→ TASK ITEM
Give the number of lines in the data that contain "location", and nothing more.

→ PROVIDED DATA
------
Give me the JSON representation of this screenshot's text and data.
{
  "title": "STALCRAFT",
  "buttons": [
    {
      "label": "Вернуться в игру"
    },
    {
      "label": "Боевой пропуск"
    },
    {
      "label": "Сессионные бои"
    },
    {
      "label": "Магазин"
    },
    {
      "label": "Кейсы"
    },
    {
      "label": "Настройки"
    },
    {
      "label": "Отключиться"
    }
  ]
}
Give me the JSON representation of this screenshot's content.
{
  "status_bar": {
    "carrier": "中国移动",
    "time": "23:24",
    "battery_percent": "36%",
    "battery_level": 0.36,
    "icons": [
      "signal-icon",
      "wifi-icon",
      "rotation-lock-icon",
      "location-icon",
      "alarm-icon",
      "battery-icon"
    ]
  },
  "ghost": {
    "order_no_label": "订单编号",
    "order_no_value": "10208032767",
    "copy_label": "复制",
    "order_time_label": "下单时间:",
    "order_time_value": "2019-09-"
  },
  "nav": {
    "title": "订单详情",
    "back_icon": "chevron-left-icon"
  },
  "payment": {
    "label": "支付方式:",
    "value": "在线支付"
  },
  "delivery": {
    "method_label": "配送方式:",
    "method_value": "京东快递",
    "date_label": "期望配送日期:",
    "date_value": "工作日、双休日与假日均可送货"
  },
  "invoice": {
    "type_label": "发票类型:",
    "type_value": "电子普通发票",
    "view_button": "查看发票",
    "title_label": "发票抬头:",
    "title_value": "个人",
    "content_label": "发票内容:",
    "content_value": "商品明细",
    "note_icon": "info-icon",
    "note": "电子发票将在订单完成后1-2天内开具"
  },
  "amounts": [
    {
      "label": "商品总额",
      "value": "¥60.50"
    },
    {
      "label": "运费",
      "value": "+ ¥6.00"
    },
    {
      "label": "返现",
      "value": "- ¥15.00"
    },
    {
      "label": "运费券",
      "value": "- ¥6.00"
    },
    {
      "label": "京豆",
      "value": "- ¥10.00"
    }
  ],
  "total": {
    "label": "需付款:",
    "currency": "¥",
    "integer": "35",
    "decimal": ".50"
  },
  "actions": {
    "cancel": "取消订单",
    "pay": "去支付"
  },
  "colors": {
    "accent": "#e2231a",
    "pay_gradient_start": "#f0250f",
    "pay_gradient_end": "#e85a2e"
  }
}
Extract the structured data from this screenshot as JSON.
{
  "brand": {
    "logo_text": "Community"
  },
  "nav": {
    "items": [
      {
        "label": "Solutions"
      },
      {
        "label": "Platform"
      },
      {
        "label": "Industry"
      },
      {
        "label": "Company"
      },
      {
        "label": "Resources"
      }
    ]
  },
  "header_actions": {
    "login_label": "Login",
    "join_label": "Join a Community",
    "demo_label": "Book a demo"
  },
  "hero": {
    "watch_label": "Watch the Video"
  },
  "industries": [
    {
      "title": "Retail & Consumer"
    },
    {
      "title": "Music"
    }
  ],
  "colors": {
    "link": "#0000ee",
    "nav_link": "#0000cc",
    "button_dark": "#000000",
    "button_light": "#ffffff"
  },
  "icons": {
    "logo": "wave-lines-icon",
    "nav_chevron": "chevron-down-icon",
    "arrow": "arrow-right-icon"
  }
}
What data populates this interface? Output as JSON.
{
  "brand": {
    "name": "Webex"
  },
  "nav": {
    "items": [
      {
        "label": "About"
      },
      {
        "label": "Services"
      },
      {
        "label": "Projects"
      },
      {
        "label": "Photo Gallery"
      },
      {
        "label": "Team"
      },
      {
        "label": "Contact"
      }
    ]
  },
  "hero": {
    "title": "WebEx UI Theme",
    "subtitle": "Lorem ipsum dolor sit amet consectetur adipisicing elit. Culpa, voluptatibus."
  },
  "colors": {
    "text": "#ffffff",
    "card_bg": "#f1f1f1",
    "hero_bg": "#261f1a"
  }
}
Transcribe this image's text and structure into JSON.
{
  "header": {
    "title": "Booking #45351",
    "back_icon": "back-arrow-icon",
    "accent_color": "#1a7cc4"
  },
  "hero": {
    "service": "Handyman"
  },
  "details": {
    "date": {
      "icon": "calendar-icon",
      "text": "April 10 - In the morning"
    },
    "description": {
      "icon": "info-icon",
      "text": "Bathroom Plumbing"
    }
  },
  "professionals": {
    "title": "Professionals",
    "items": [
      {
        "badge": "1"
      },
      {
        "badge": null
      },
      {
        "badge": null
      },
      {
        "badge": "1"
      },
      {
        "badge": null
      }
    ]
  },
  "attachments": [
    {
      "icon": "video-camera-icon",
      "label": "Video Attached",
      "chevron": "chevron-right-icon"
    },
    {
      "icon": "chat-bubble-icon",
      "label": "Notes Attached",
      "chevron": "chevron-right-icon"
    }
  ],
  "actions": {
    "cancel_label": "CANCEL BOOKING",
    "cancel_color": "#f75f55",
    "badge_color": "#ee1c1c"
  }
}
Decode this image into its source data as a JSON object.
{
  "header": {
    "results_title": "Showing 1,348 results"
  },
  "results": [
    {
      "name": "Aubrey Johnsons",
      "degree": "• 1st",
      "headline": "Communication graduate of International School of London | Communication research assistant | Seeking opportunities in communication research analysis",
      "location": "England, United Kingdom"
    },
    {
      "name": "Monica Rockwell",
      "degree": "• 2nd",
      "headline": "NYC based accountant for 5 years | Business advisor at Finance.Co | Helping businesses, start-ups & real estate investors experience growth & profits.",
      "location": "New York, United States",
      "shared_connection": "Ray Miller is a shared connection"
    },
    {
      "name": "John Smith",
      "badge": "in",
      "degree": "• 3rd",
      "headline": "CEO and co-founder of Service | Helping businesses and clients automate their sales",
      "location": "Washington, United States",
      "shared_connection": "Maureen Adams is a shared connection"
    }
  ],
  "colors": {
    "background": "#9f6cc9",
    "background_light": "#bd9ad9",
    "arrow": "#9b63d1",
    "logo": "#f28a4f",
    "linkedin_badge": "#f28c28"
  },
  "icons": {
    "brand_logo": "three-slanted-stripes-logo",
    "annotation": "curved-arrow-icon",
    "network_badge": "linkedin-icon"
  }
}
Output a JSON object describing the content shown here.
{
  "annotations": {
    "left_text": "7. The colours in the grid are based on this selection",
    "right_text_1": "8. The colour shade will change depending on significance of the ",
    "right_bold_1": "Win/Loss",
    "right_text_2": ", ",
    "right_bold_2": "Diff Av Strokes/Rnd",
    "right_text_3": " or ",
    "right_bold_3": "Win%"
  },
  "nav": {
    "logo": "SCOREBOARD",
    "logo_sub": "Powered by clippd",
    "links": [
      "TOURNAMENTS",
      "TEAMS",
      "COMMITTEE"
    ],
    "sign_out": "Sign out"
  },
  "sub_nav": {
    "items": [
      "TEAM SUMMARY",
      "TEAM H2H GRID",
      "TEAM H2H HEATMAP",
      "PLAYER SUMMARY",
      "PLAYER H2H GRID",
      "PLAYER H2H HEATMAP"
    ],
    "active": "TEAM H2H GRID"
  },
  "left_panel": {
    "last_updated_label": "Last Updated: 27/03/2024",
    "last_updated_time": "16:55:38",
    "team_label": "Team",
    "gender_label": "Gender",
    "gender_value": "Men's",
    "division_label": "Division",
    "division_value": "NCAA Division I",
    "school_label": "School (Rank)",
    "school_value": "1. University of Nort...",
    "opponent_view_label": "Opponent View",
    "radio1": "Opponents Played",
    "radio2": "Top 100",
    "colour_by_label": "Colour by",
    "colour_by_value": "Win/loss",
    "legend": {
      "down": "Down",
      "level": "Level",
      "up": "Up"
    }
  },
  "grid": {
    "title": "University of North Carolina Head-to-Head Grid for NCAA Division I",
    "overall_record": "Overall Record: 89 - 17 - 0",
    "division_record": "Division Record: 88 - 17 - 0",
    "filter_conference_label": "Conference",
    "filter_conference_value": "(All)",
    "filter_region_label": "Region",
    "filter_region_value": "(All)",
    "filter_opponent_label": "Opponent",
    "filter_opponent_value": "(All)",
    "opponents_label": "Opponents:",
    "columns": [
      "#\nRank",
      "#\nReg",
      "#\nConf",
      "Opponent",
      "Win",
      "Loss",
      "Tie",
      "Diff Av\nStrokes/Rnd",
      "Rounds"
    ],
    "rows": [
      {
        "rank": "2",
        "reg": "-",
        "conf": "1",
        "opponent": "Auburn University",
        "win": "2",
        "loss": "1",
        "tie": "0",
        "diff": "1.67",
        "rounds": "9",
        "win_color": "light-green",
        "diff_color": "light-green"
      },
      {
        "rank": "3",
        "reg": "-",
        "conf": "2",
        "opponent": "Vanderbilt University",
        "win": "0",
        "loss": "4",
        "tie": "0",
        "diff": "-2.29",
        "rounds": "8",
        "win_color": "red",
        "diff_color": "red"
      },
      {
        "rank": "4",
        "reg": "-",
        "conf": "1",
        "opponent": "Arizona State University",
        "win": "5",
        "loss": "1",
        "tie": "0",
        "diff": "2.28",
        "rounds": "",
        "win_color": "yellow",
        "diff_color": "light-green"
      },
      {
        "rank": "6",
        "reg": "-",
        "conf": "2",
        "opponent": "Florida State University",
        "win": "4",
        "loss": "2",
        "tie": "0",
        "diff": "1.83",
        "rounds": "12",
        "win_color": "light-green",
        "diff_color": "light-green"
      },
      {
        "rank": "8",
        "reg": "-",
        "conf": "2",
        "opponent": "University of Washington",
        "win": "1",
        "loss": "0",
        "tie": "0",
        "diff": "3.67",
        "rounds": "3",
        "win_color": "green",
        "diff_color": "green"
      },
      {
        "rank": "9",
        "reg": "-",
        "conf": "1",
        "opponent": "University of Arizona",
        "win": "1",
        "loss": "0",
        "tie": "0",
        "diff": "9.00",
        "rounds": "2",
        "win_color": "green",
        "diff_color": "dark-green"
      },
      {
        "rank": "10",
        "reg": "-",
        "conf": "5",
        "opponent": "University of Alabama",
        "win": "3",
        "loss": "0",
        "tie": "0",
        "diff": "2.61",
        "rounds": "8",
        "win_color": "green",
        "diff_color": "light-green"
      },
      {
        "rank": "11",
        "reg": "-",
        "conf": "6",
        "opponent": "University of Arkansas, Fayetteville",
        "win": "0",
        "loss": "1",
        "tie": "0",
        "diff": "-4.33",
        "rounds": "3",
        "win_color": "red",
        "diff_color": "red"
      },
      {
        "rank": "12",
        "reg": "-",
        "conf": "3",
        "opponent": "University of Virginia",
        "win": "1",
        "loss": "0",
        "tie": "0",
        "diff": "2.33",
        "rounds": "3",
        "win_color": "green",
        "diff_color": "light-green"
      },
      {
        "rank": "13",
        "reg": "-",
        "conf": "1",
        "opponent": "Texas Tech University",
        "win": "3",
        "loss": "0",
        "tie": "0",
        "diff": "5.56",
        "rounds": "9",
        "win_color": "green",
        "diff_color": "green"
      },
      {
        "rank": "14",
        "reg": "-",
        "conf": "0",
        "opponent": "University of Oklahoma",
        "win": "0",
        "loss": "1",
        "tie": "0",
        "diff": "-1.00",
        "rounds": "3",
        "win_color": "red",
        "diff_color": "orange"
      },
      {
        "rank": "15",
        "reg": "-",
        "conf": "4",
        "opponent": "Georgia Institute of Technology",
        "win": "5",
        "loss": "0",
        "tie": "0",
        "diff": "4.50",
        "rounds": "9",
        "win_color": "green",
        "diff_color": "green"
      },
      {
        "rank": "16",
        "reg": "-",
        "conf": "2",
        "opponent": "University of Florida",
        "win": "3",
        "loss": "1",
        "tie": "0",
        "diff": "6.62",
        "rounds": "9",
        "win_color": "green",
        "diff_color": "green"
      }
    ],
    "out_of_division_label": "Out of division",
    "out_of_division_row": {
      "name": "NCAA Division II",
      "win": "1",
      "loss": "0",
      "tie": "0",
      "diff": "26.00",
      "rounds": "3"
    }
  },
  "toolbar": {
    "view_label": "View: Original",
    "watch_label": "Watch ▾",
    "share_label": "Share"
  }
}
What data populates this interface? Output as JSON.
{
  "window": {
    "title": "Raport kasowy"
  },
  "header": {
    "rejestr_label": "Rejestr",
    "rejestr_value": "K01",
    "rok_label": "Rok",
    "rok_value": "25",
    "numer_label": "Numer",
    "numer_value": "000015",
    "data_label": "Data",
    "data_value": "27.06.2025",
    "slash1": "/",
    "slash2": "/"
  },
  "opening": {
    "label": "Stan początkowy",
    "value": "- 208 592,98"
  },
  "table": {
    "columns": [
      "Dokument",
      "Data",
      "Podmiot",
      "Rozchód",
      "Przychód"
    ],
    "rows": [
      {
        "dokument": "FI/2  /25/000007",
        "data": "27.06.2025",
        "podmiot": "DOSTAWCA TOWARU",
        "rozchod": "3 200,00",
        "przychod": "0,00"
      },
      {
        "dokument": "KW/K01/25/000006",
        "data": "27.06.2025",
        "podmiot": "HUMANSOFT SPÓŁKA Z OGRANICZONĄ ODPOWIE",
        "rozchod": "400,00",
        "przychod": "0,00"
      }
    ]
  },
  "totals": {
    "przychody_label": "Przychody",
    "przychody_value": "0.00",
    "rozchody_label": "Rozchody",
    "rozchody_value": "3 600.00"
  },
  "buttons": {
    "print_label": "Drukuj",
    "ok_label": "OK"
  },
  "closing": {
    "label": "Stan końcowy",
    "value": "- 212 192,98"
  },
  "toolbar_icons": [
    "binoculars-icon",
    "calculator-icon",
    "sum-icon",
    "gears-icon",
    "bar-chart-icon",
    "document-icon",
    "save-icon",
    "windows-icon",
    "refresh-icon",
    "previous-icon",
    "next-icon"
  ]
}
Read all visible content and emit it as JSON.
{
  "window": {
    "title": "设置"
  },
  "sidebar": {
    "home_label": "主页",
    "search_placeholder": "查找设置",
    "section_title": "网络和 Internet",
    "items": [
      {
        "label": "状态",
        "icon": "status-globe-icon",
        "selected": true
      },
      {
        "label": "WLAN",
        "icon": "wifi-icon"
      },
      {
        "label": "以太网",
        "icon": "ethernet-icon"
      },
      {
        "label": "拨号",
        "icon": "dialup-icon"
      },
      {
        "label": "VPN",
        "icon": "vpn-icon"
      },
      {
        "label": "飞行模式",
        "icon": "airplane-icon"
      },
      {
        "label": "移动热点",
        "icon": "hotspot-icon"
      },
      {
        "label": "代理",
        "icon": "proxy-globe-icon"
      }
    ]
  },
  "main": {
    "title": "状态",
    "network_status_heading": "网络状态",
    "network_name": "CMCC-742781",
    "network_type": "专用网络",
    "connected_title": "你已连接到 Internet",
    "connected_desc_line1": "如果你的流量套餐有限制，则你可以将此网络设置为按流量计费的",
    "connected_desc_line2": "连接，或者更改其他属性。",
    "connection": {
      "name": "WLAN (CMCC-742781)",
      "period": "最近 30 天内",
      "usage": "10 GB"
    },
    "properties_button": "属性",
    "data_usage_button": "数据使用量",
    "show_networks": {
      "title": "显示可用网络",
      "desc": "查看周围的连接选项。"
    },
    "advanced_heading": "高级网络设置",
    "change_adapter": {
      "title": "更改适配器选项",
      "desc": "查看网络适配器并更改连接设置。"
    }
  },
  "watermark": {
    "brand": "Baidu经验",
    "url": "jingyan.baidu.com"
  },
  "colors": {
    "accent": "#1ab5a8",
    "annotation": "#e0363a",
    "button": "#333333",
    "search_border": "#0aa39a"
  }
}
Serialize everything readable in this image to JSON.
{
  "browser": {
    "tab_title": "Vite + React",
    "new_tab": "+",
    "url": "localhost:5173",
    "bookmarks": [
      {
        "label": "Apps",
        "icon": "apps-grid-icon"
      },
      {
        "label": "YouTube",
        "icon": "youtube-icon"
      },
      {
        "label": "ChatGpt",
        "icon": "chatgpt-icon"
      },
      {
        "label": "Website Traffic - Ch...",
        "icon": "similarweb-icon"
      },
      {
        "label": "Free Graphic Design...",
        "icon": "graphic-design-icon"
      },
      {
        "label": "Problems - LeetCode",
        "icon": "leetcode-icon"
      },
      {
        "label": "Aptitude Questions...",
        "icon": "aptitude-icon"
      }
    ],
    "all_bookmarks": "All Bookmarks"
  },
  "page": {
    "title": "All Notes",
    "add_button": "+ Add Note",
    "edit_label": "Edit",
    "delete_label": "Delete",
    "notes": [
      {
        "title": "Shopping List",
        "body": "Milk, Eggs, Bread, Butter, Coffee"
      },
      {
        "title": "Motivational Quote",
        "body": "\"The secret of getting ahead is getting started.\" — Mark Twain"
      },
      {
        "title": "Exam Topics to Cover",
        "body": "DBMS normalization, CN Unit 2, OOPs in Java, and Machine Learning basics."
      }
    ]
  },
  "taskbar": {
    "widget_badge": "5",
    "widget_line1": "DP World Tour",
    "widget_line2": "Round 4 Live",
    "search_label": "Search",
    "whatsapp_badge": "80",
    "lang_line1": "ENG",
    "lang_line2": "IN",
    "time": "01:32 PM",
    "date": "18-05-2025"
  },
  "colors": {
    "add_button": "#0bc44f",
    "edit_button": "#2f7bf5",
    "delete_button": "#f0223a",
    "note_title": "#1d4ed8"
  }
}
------
→ TASK OUTPUT
4